Task statement: Filter these entries down to the lines that hold the word "image", and show each of them.

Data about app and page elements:
....
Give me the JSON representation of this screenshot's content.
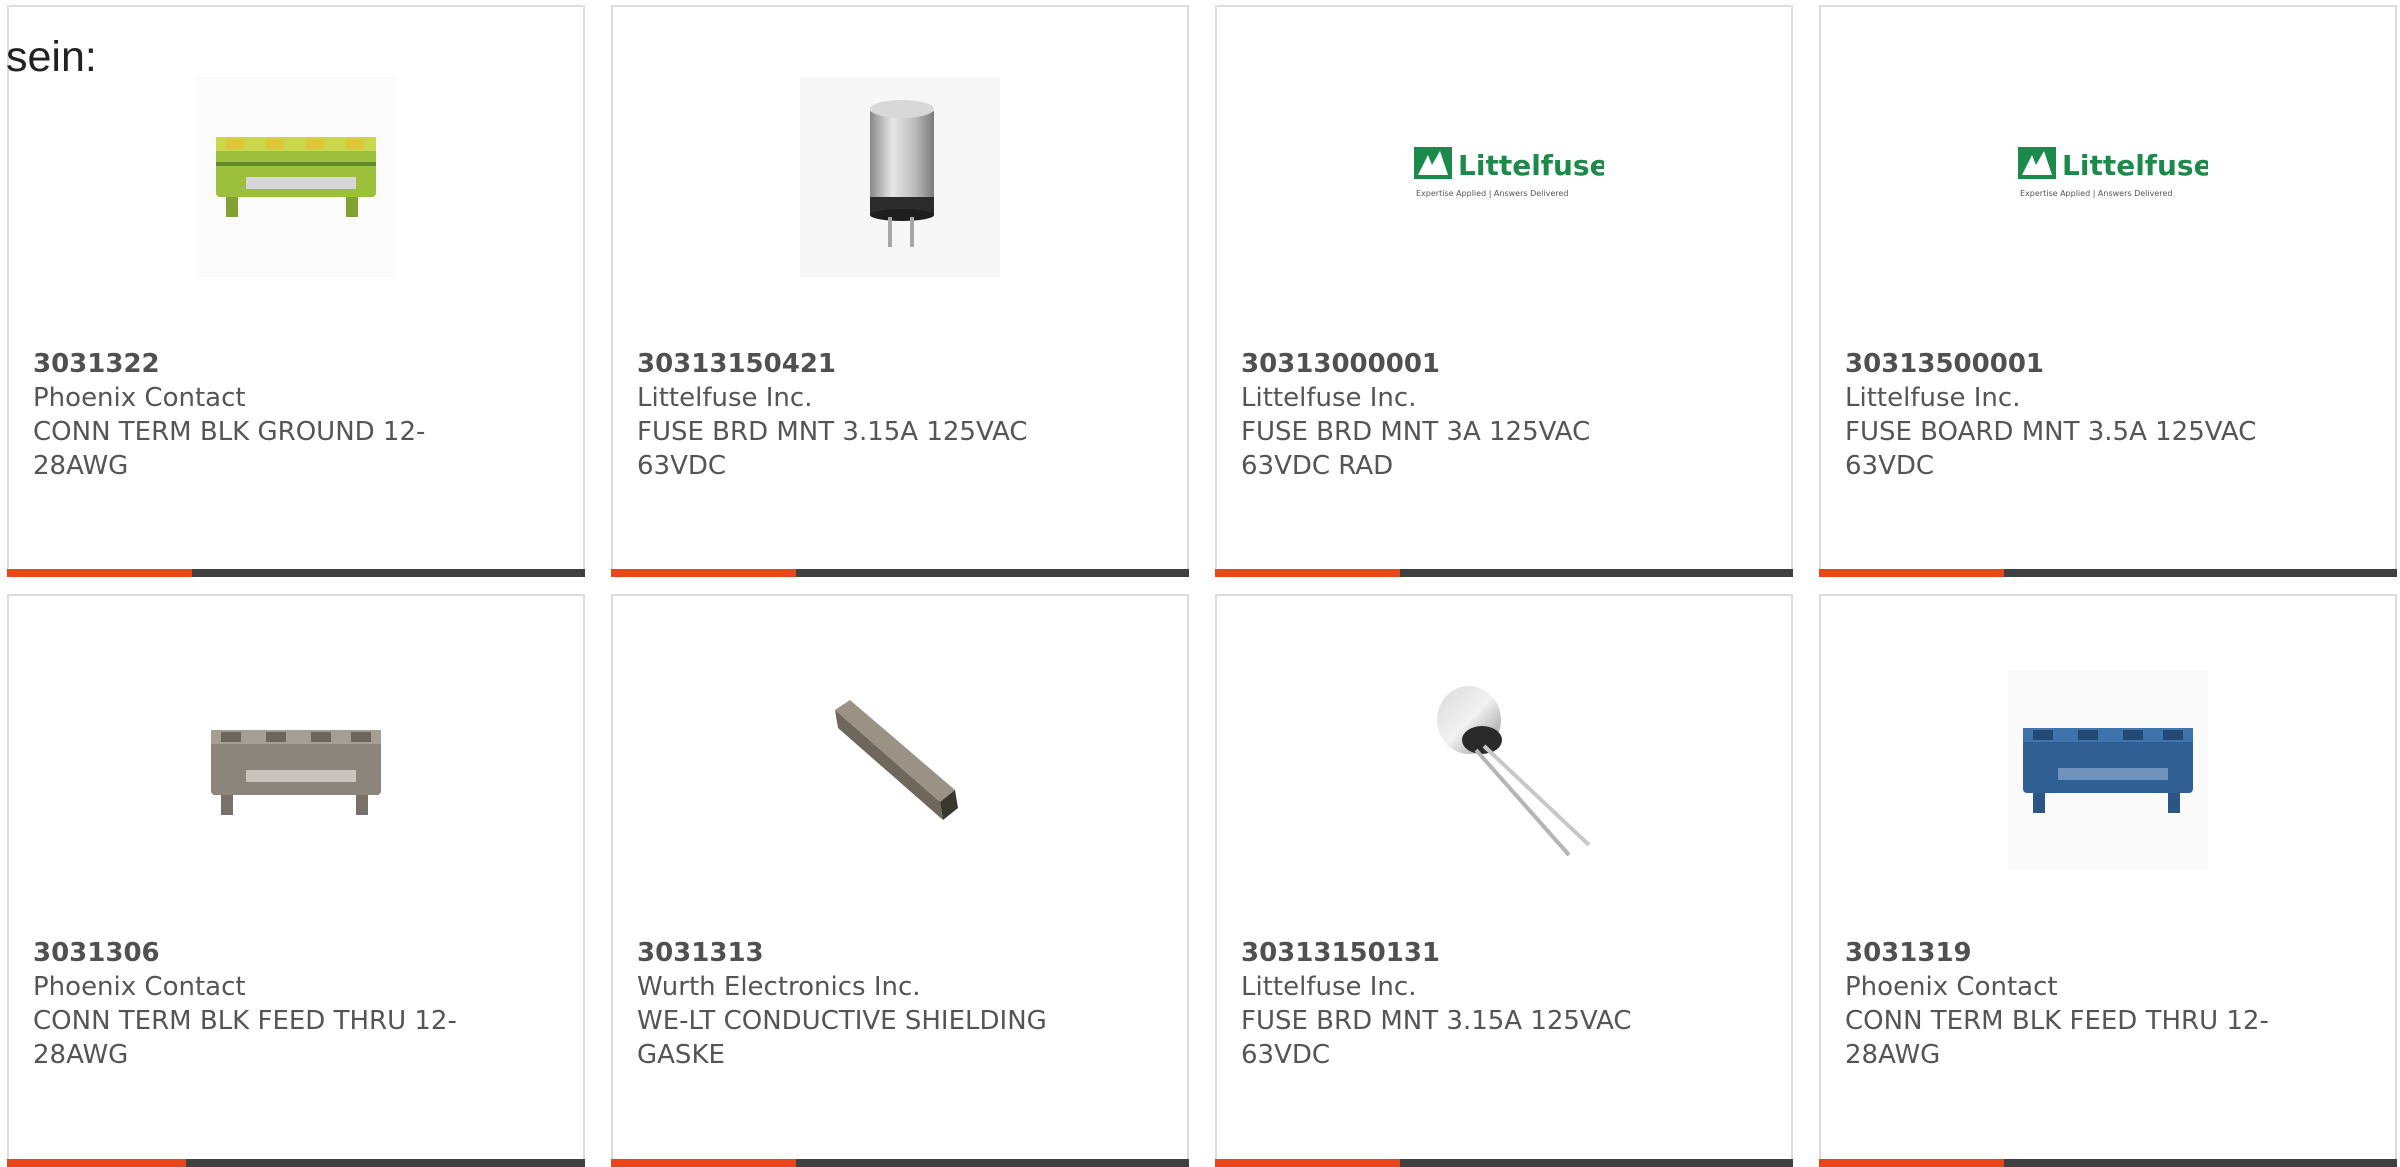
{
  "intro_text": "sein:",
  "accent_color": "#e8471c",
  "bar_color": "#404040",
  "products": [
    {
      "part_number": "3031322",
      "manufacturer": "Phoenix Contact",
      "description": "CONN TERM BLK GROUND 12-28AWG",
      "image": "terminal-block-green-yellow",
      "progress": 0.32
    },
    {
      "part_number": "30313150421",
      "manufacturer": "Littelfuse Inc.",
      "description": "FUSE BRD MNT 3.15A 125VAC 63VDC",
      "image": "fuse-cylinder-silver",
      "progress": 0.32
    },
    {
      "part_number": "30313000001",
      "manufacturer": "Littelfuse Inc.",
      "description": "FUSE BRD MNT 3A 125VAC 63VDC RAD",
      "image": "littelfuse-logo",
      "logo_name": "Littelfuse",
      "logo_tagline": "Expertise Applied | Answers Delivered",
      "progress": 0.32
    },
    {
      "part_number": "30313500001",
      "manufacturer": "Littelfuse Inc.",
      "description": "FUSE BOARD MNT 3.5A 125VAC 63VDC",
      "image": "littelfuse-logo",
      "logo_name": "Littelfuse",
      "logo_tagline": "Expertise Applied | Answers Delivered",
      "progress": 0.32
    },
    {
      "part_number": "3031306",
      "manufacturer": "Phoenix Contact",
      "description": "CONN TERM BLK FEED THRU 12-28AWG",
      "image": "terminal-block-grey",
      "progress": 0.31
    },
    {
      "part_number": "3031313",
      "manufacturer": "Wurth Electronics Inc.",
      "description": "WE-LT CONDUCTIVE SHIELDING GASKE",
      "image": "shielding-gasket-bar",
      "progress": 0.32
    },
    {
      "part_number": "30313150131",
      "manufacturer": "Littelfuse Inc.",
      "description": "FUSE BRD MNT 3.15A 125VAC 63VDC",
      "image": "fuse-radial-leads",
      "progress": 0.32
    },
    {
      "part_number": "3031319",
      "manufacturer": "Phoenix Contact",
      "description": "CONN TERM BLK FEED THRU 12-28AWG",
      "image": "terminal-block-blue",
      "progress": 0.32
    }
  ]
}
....
Solved problem:
      "image": "terminal-block-green-yellow",
      "image": "fuse-cylinder-silver",
      "image": "littelfuse-logo",
      "image": "littelfuse-logo",
      "image": "terminal-block-grey",
      "image": "shielding-gasket-bar",
      "image": "fuse-radial-leads",
      "image": "terminal-block-blue",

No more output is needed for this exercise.